For the second meeting in a row, the Reserve Bank of New Zealand increased its benchmark interest rate by 0.25%, this time to 0.75%. This move appears to have increased speculation that high inflation may force other central banks to accelerate their plans for tapering stimulus and/or raising interest rates. The US Dollar in particular is benefitting from this, gaining 0.3% against the Canadian Dollar and the Euro and rallying 2.0% against Bitcoin, while gold is steady.
Retail sales heading into Black Friday and retailer earnings remain in the spotlight. Nordstrom is getting crushed in premarket action plunging 20.5% in premarket action after missing expectations badly on earnings ($0.39 vs street $0.56). Management blamed higher labor costs and product shortages for the shortfall. With other retailers blaming recent shortfalls on higher transport costs, it appears that the clothing sector is getting hit first by supply chain and inflation issues, it remains to be seen how long it may take for these sector-wide problems to hit other retail groups. In Canada, convenience store operator Couche-Tard missed street estimates for its EPS by a penny ($0.65 vs street $0.66) but raised its dividend by 26%.
Computer makers posted positive earnings overnight with Dell ($2.37 vs street $2.18) and HP ($0.94 vs street $0.88) both beating expectations. HP is up 4.9% in premarket trading today. The other notable US earnings report today is farm equipment maker Deere ($4.12 vs street $3.90).
In what appears to be a case of “sell on rumor, buy on news” WTI crude oil bounced back a bit yesterday and is holding steady near $78.50/bbl this morning.

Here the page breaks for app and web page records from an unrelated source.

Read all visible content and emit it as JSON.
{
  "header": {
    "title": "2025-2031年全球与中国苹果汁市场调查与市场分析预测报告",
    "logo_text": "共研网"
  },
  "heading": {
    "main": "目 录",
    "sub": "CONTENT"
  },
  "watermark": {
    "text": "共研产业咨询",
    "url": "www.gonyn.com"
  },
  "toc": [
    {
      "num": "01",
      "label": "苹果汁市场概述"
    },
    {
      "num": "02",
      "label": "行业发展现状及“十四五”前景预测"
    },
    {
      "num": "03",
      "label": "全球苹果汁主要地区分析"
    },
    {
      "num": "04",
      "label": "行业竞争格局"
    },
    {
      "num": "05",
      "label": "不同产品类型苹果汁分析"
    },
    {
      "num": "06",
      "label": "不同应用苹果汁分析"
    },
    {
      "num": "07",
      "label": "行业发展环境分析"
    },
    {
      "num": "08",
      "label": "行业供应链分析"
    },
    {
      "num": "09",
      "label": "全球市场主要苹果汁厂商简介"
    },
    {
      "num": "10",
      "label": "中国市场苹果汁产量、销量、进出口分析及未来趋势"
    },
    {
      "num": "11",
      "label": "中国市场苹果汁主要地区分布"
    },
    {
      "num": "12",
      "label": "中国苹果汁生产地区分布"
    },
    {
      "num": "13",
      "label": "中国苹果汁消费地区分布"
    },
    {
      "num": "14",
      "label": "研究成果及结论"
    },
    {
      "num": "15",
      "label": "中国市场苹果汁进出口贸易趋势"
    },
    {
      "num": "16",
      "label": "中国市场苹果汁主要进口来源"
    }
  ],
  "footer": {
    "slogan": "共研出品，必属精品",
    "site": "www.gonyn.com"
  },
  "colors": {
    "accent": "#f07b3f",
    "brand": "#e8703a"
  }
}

Yesterday the US and several other countries including China, India, Japan, South Korea and the UK announced a coordinated plan to release supply into the market from their stockpiles in order to keep a lid on prices. The rebound suggests that perhaps the amount or timing of the new oil supply may not be as much as the street has speculated.
It’s a huge day for economic news with three days of reports crammed into one. Notable reports out so far include: US durable goods orders (-0.5% vs street +0.2%), and the US Q3 GDP update (2.1% vs street 2.2%) both of which were disappointing.
Another round of reports is scheduled for 10:00 am EST today headlined by core PCE inflation, a favorite of the Fed, (street 4.1% vs previous 3.6%). New home sales (previous 14.0%), personal income (street 0.2% vs previous -1.0%) and personal spending (street 0.9% vs previous 0.6%). US weekly crude oil inventories (street -0.9 mmbbls) are due at 10:30 am EST, followed by weekly natural gas storage (previous 26 BCF build) is due at noon, with the day wrapping up at 2:00 pm EST with minutes from the last FOMC meeting.